◆ **EXERCISE DETAILS**
Please copy out every line in the records below that includes the word "label".

◆ **TASK INPUTS**

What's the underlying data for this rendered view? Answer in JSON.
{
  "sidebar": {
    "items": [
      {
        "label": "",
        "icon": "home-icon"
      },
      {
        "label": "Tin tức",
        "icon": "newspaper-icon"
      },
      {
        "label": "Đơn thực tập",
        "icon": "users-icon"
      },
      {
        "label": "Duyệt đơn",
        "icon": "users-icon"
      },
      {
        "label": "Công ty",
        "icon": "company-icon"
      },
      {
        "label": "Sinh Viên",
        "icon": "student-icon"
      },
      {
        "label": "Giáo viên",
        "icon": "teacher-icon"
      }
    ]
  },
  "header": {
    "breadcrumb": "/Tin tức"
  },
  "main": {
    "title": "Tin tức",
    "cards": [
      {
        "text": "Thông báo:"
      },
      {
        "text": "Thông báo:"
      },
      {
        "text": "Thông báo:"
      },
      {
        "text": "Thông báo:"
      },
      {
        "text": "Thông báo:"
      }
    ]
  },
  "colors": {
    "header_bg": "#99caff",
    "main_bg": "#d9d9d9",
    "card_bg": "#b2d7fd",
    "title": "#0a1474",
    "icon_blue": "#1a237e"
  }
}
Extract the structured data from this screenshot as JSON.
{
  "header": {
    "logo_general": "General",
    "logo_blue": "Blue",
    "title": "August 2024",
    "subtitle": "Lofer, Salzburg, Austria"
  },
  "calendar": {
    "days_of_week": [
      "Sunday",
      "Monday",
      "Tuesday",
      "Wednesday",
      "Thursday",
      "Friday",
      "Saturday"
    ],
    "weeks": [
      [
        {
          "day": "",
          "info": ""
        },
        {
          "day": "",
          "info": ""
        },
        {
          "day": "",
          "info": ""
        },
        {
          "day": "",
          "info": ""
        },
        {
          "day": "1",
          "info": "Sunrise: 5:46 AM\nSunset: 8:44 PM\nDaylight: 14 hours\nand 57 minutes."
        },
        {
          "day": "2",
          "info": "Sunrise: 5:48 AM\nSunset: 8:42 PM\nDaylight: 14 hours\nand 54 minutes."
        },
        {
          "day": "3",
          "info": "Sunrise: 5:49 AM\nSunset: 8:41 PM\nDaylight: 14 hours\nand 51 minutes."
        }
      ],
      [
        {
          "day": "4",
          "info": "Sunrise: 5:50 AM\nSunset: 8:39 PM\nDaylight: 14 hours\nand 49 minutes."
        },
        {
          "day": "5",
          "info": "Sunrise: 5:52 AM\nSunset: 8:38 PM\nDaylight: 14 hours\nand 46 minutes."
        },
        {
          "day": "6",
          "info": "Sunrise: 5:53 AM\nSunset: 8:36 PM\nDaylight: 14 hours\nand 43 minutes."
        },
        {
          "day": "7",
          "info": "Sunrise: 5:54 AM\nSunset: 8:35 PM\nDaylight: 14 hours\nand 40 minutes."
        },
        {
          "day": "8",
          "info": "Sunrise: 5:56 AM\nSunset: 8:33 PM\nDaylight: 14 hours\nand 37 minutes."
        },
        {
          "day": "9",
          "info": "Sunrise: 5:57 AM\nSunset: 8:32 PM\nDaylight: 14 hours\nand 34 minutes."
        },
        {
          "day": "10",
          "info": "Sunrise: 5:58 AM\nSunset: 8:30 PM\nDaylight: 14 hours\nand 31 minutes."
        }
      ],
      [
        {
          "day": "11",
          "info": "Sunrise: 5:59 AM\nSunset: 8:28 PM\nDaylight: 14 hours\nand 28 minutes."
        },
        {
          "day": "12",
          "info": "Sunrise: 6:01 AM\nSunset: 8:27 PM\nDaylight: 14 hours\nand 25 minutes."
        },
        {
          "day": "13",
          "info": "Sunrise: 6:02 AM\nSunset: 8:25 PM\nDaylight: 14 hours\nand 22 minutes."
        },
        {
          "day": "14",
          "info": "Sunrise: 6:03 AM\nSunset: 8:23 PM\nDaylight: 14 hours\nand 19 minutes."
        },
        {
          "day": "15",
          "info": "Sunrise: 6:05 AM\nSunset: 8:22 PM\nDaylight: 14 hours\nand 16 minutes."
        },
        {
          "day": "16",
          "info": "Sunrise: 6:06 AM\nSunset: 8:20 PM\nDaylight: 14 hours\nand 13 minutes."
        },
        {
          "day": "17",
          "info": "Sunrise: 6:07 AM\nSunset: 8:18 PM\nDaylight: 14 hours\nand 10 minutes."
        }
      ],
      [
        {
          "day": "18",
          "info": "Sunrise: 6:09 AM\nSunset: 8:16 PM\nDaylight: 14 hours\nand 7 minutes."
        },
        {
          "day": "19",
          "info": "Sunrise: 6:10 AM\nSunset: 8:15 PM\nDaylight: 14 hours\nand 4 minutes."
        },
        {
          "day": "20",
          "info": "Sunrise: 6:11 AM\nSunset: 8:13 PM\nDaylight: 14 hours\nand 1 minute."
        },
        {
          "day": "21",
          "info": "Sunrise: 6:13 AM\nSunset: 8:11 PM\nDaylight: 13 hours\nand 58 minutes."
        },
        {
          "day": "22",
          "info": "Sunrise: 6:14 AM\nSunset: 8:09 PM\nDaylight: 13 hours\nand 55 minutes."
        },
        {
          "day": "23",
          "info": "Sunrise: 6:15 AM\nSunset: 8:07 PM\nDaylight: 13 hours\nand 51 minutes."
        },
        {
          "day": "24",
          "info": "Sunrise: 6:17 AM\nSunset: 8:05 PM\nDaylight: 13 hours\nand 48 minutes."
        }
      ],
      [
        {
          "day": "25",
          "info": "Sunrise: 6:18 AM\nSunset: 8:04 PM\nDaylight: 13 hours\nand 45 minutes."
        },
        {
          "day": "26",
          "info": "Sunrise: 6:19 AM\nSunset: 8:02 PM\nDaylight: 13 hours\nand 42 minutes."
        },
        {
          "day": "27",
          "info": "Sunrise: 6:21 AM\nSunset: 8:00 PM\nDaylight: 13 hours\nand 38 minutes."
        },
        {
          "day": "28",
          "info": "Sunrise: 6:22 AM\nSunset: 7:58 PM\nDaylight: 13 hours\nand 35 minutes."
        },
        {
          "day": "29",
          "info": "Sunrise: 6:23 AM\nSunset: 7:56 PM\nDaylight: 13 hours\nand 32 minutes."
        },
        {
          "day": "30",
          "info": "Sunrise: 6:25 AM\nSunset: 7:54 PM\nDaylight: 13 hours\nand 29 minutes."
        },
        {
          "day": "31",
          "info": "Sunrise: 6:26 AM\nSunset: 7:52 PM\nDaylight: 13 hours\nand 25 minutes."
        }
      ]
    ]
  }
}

◆ **EXERCISE RESULT**
        "label": "",
        "label": "Tin tức",
        "label": "Đơn thực tập",
        "label": "Duyệt đơn",
        "label": "Công ty",
        "label": "Sinh Viên",
        "label": "Giáo viên",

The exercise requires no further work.